→ Try it
Copy nothing but the lines from the one containing "Transcribe this image's" through the last line of the entries below, exactly as written and without pictures.

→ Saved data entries
━━━━━━━━

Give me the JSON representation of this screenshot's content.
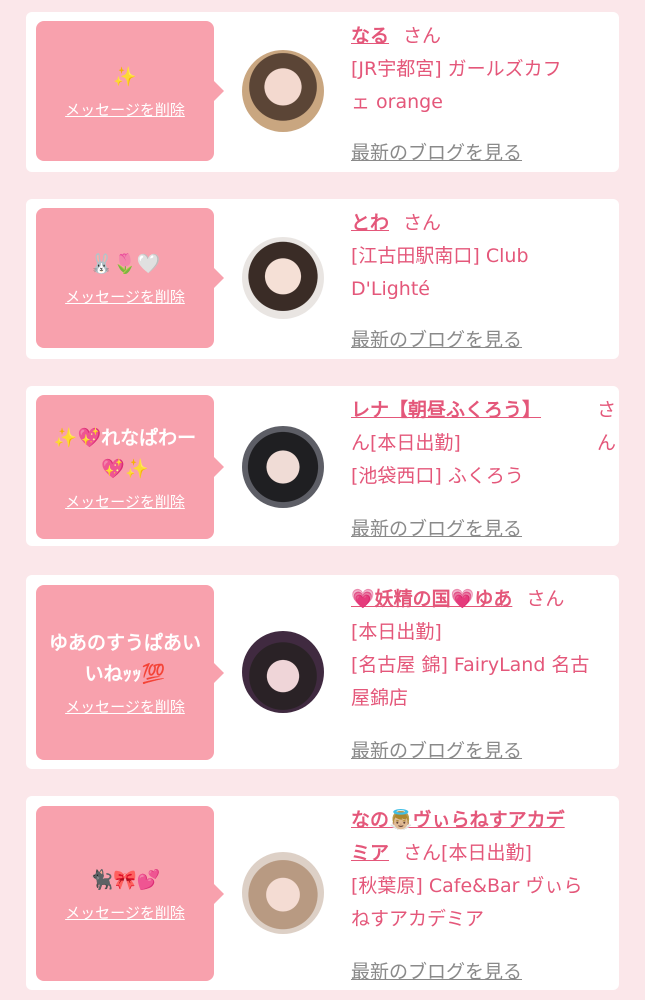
{
  "delete_label": "メッセージを削除",
  "blog_label": "最新のブログを見る",
  "suffix": "さん",
  "items": [
    {
      "message": "✨",
      "name": "なる",
      "lines": [
        "[JR宇都宮] ガールズカフ",
        "ェ orange"
      ]
    },
    {
      "message": "🐰🌷🤍",
      "name": "とわ",
      "lines": [
        "[江古田駅南口] Club",
        "D'Lighté"
      ]
    },
    {
      "message": "✨💖れなぱわー💖✨",
      "name": "レナ【朝昼ふくろう】",
      "lines": [
        "ん[本日出勤]",
        "[池袋西口] ふくろう"
      ]
    },
    {
      "message": "ゆあのすうぱあいいねｯｯ💯",
      "name": "💗妖精の国💗ゆあ",
      "lines": [
        "[本日出勤]",
        "[名古屋 錦] FairyLand 名古",
        "屋錦店"
      ]
    },
    {
      "message": "🐈‍⬛🎀💕",
      "name_line1": "なの👼🏼ヴぃらねすアカデ",
      "name_line2": "ミア",
      "tail": "[本日出勤]",
      "lines": [
        "[秋葉原] Cafe&Bar ヴぃら",
        "ねすアカデミア"
      ]
    }
  ],
  "colors": {
    "background": "#fbe7ea",
    "bubble": "#f8a1ad",
    "name": "#e4577a",
    "link": "#8a8a8a"
  }
}
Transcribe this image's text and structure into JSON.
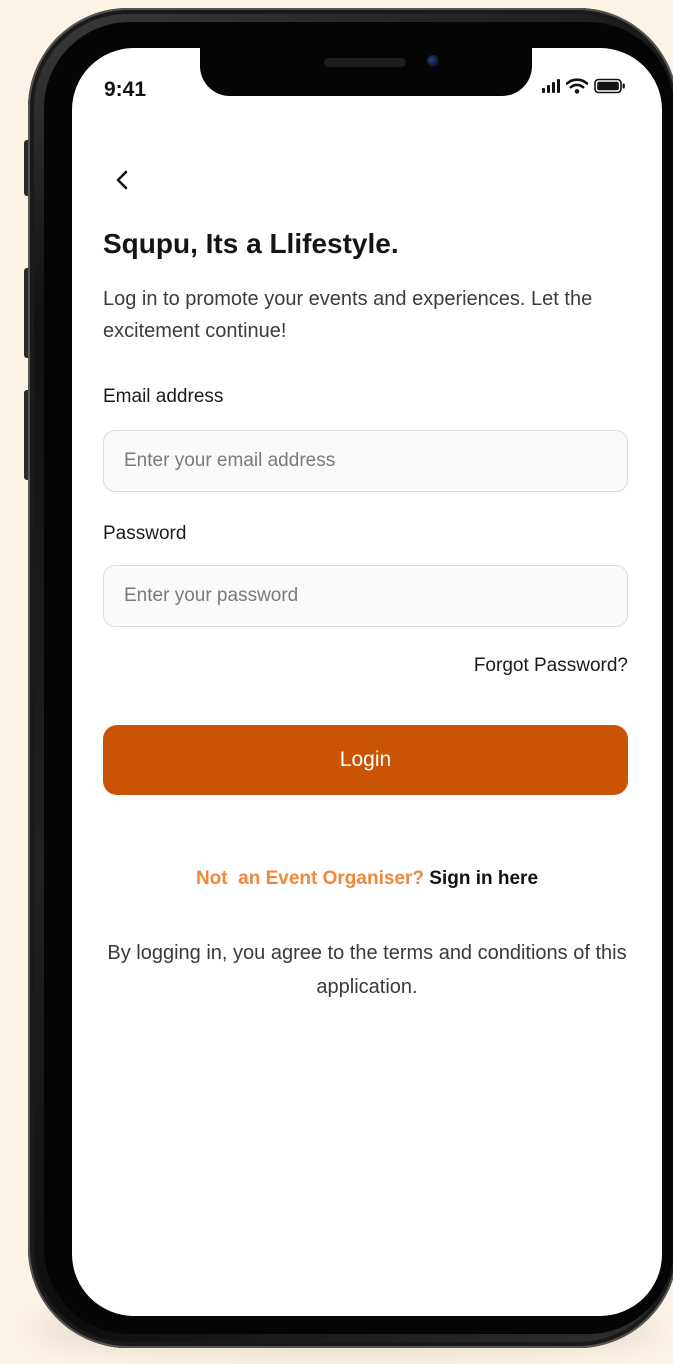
{
  "status_bar": {
    "time": "9:41",
    "signal_icon": "signal-bars-icon",
    "wifi_icon": "wifi-icon",
    "battery_icon": "battery-icon"
  },
  "header": {
    "back_icon": "chevron-left-icon",
    "title": "Squpu, Its a Llifestyle.",
    "subtitle": "Log in to promote your events and experiences. Let the excitement continue!"
  },
  "form": {
    "email_label": "Email address",
    "email_placeholder": "Enter your email address",
    "email_value": "",
    "password_label": "Password",
    "password_placeholder": "Enter your password",
    "password_value": "",
    "forgot_password": "Forgot Password?",
    "login_button": "Login"
  },
  "organiser": {
    "prompt": "Not  an Event Organiser?",
    "link": "Sign in here"
  },
  "footer": {
    "terms": "By logging in, you agree to the terms and conditions of this application."
  },
  "colors": {
    "accent": "#c95403",
    "prompt_orange": "#f0873c",
    "background": "#fbf3e6"
  }
}
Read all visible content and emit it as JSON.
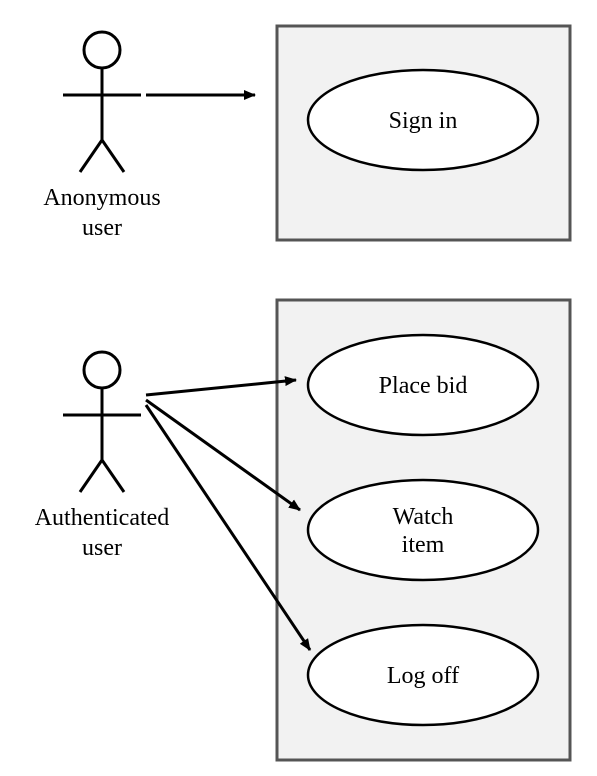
{
  "actors": [
    {
      "id": "anonymous",
      "label_line1": "Anonymous",
      "label_line2": "user"
    },
    {
      "id": "authenticated",
      "label_line1": "Authenticated",
      "label_line2": "user"
    }
  ],
  "usecases": [
    {
      "id": "signin",
      "label_line1": "Sign in",
      "label_line2": ""
    },
    {
      "id": "placebid",
      "label_line1": "Place bid",
      "label_line2": ""
    },
    {
      "id": "watchitem",
      "label_line1": "Watch",
      "label_line2": "item"
    },
    {
      "id": "logoff",
      "label_line1": "Log off",
      "label_line2": ""
    }
  ]
}
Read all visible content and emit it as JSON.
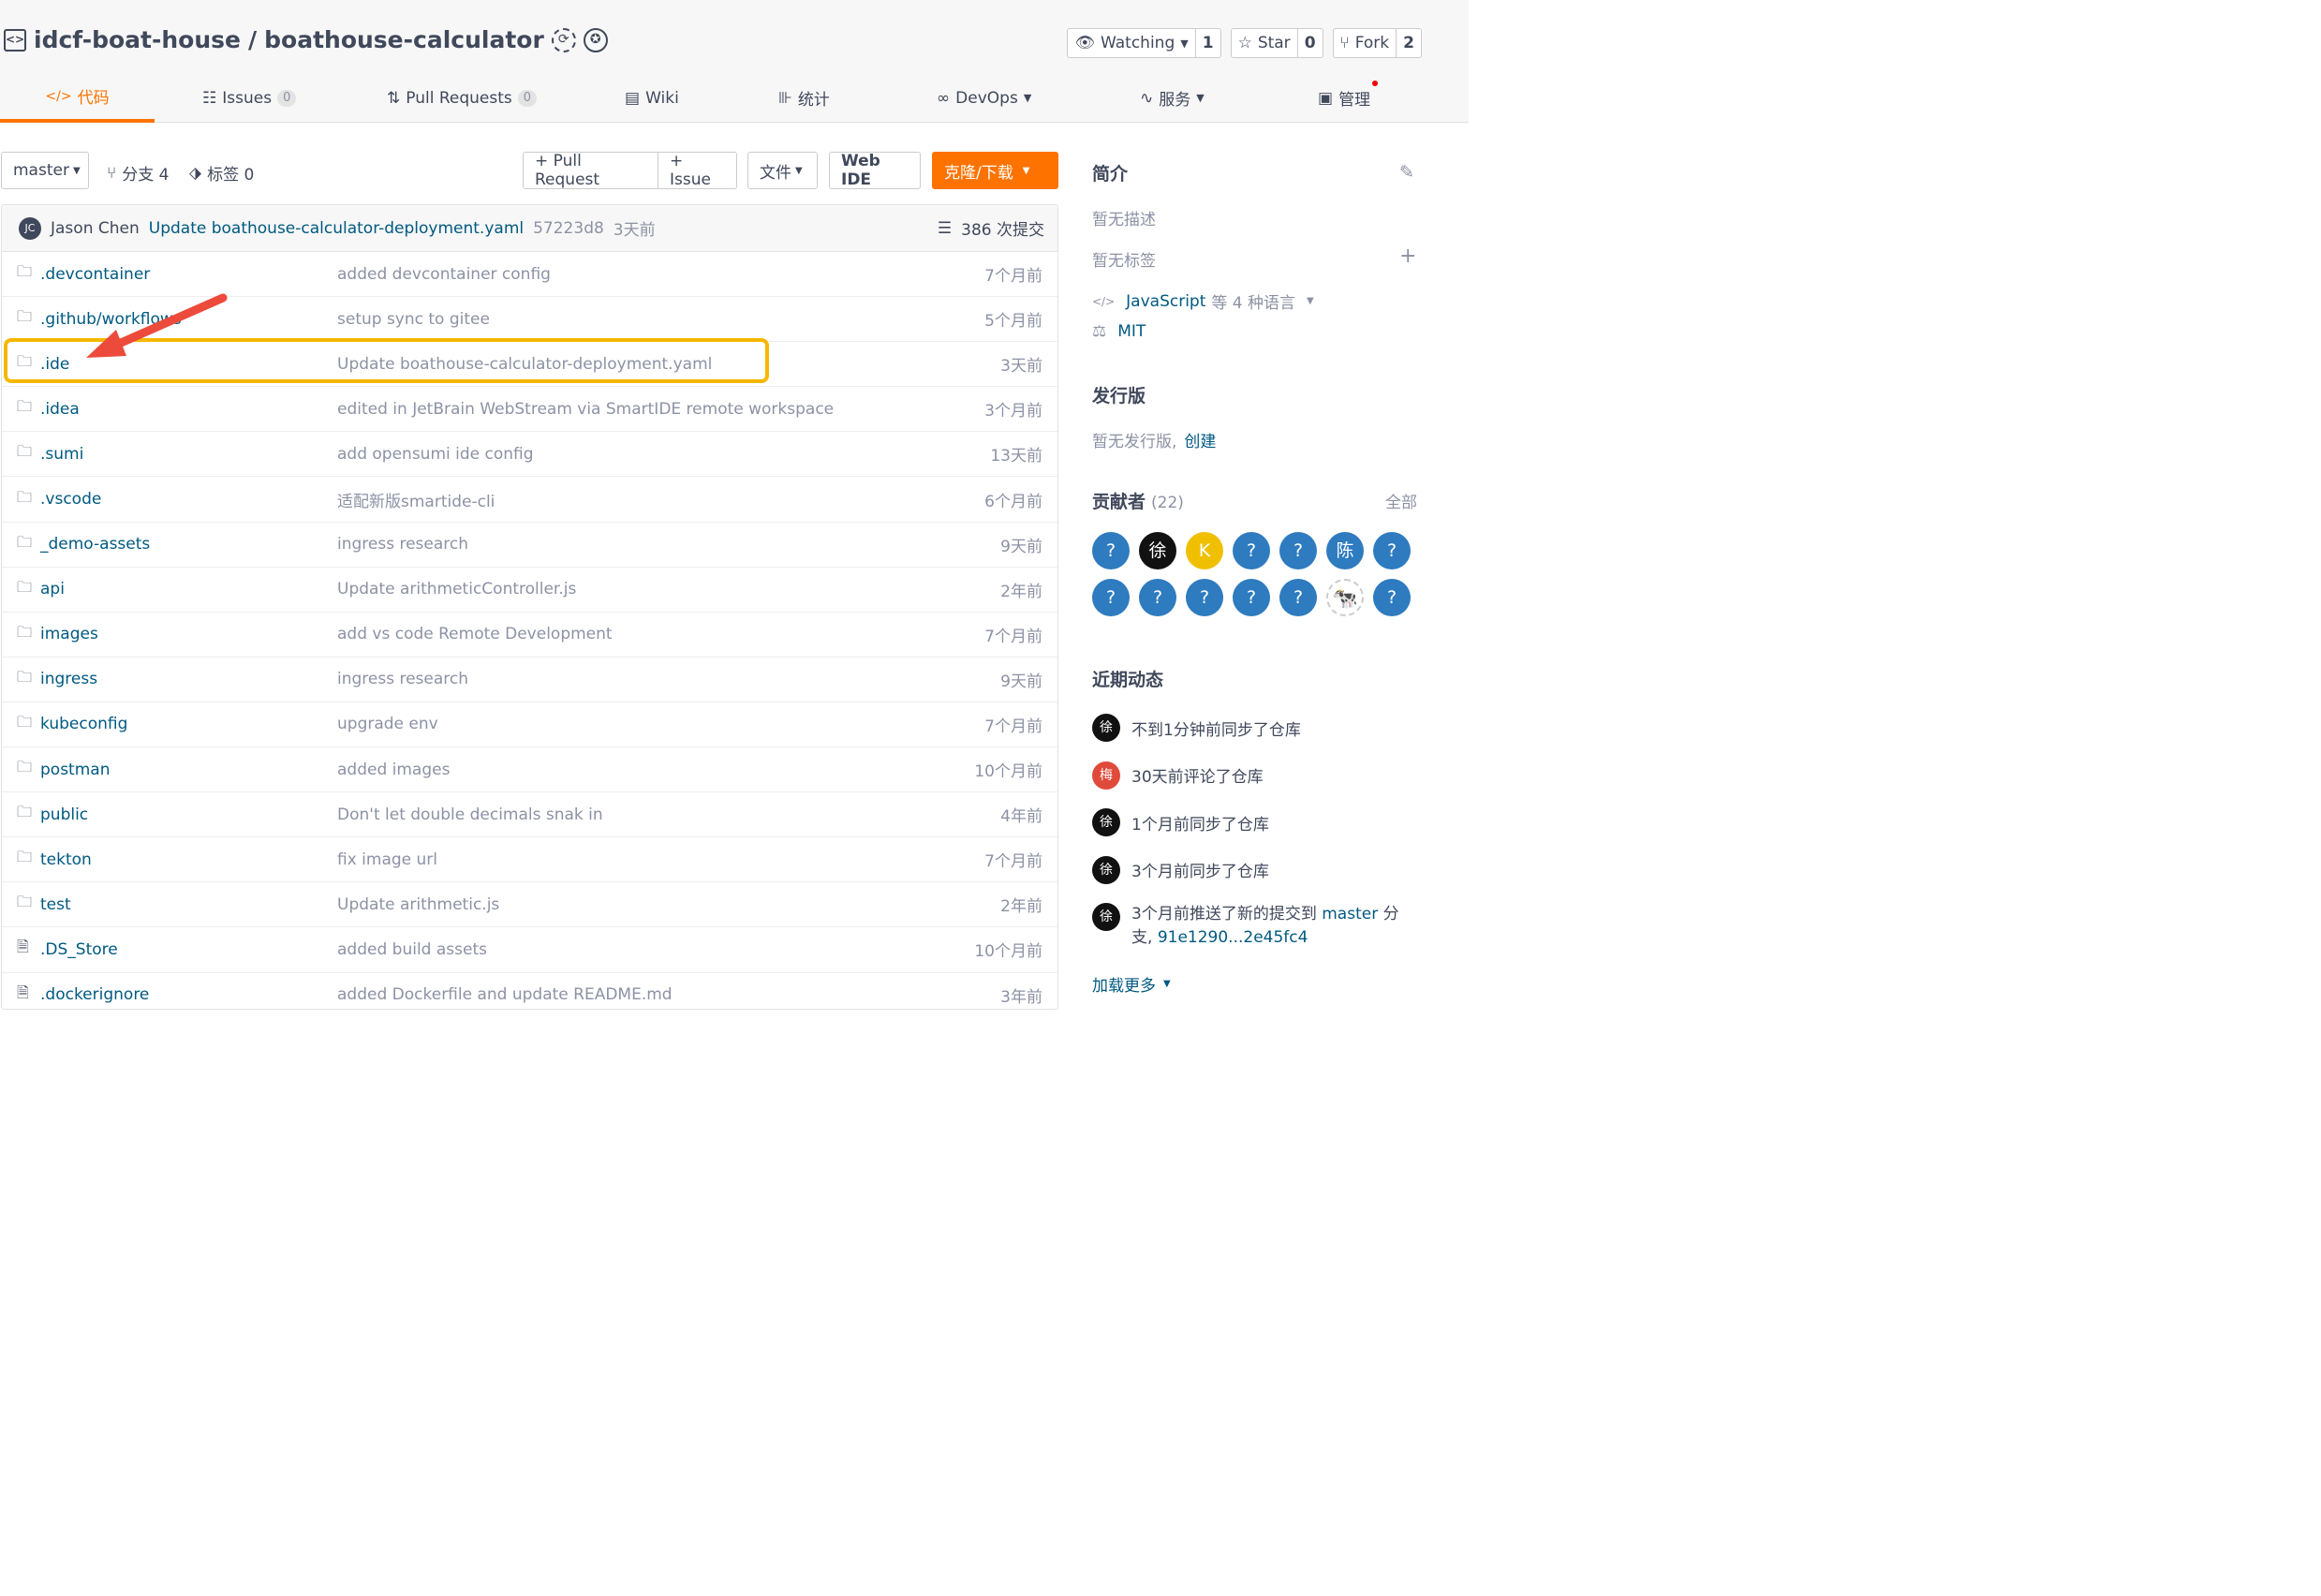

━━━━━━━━

→ The answer
Transcribe this image's text and structure into JSON.
{
  "status_bar": {
    "time": "9:41",
    "signal_icon": "signal-bars-icon",
    "wifi_icon": "wifi-icon",
    "battery_icon": "battery-icon"
  },
  "header": {
    "back_icon": "chevron-left-icon",
    "title": "Squpu, Its a Llifestyle.",
    "subtitle": "Log in to promote your events and experiences. Let the excitement continue!"
  },
  "form": {
    "email_label": "Email address",
    "email_placeholder": "Enter your email address",
    "email_value": "",
    "password_label": "Password",
    "password_placeholder": "Enter your password",
    "password_value": "",
    "forgot_password": "Forgot Password?",
    "login_button": "Login"
  },
  "organiser": {
    "prompt": "Not  an Event Organiser?",
    "link": "Sign in here"
  },
  "footer": {
    "terms": "By logging in, you agree to the terms and conditions of this application."
  },
  "colors": {
    "accent": "#c95403",
    "prompt_orange": "#f0873c",
    "background": "#fbf3e6"
  }
}
Read all visible content and emit it as JSON.
{
  "actors": [
    {
      "id": "anonymous",
      "label_line1": "Anonymous",
      "label_line2": "user"
    },
    {
      "id": "authenticated",
      "label_line1": "Authenticated",
      "label_line2": "user"
    }
  ],
  "usecases": [
    {
      "id": "signin",
      "label_line1": "Sign in",
      "label_line2": ""
    },
    {
      "id": "placebid",
      "label_line1": "Place bid",
      "label_line2": ""
    },
    {
      "id": "watchitem",
      "label_line1": "Watch",
      "label_line2": "item"
    },
    {
      "id": "logoff",
      "label_line1": "Log off",
      "label_line2": ""
    }
  ]
}
Read all visible content and emit it as JSON.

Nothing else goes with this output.